Windhoek experienced a flurry of activity yesterday as residents and companies scrambled to save what little has been left of their homes and commercial facilities after torrential rains on Wednesday afternoon after the city’s drainage system was overwhelmed by the weight of the downpour.
A flood that damaged some vehicles, numerous homes, buildings, and infrastructure, including the Wernhill Shopping Centre in the Central Business District (CBD), forced it to close for most of Thursday. The centre’s ground floor was completely flooded, and activities didn’t start up again until today’s late afternoon.
Group Manager for Corporate Relations at Ohltaver and List (O&L), Roux-ché, says the majority of the CBD’s storm water is directed through a large canal that is located behind Wernhill, and it is believed that the flooding occurred because the storm water system was unable to withstand the pressure of the water flow.
“At this stage, it is not possible to give accurate verified figures in relation to the full extent of the infrastructure damage. We have managed to evacuate all shoppers and tenants on the ground floor of the mall. Thankfully, no serious injuries have been reported and the damage will only be determined after a full assessment and verification”, she says.
Meanwhile, City of Windhoek Spokesperson, Harold Akwenye, says the City water capacity could not handle the level of rainfall experienced on Wednesday. “Our water channels and drainage system can only handle a certain amount of rain, and last night the capacity was stretched, so some of the drainages were full and the water had to go somewhere, so it’s still the city’s fault,” he says.
This comes after some residents accused the City of approving building plans in flood-prone and low-lying areas. According to Akwenye, whatever the city approves is approved in accordance with the regulations, and it is the responsibility of the property owners to ensure that the channels around their homes allow water to pass through.
“It has been raining for years and the money places have never flooded, thus it is not the City’s fault that the rains have to be three times as heavy as usual; this is unprecedented rainfall in the sense that we have never had such rainfall before,” he says.

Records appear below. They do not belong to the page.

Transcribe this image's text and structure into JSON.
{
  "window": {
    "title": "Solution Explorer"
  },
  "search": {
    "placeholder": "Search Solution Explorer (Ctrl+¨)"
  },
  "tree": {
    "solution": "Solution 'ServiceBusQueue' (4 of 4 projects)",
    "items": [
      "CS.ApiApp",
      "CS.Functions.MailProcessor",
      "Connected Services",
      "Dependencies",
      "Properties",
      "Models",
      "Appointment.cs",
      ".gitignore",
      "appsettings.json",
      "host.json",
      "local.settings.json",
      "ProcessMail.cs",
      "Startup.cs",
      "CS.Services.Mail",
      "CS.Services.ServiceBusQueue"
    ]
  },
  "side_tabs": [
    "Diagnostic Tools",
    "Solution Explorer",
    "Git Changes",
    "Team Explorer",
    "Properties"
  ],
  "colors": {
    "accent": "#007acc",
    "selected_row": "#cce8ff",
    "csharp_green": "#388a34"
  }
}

Further stating that if anyone should be blamed, it should be climate change, and he also advised residents to avoid dumping debris by the side of the road because it causes drainage systems to become clogged. “If we really want to blame someone, we should blame climate change. We pray for rain and then complain when it comes, so we should blame God for providing abundant rain, and you can’t complain about your drainage system when you threw debris in there yesterday after cleaning your yard,” he says.
The Wolfshack, a popular wine bar with local tapas and regular live music concerts, was one of the severely flooded establishments, and manager Carmen Visage estimates that damages will be over N$1 million.
Visage adds that the majority of their outdoor furniture was utterly destroyed and they are busy cleaning up the effect of the flood and determining which equipment is still functional.
“We are devastated, but we got up this morning and are organising ourselves to get our place back in order. In terms of the severity of the damages, the landowners are responsible for structural damages, and I believe insurance would cover the damage to our interior damages,” she says.
She further notes that that this occurred due to the property being on low grounding and they are located next to a municipal pipe. “The municipal drainage system is a major issue because it is not cleaned on a regular basis, resulting in a buildup, and apart from the water that flooded through the door, water from the street entered my kitchen through the drains upwards,” she says.
Another flood victim, taxi driver Cornelius Shipena, explains that because his vehicle was partially submerged in water, it now has an issue with the air filter and water damage to the engine, resulting in cylinder failure.
After sending his family to the north over the past weekend, Shipena grieves that he has no savings on hand left and is therefore saddened as he tries to figure out how to get money, rectify the damage, and continue operations.
“The mechanic called today to tell me that water had damaged the engine and that the pistons were not compressing as they should. This type of repair is very expensive, and I cannot afford it right now because I spent all of my money sending my family to the north last weekend,” he laments.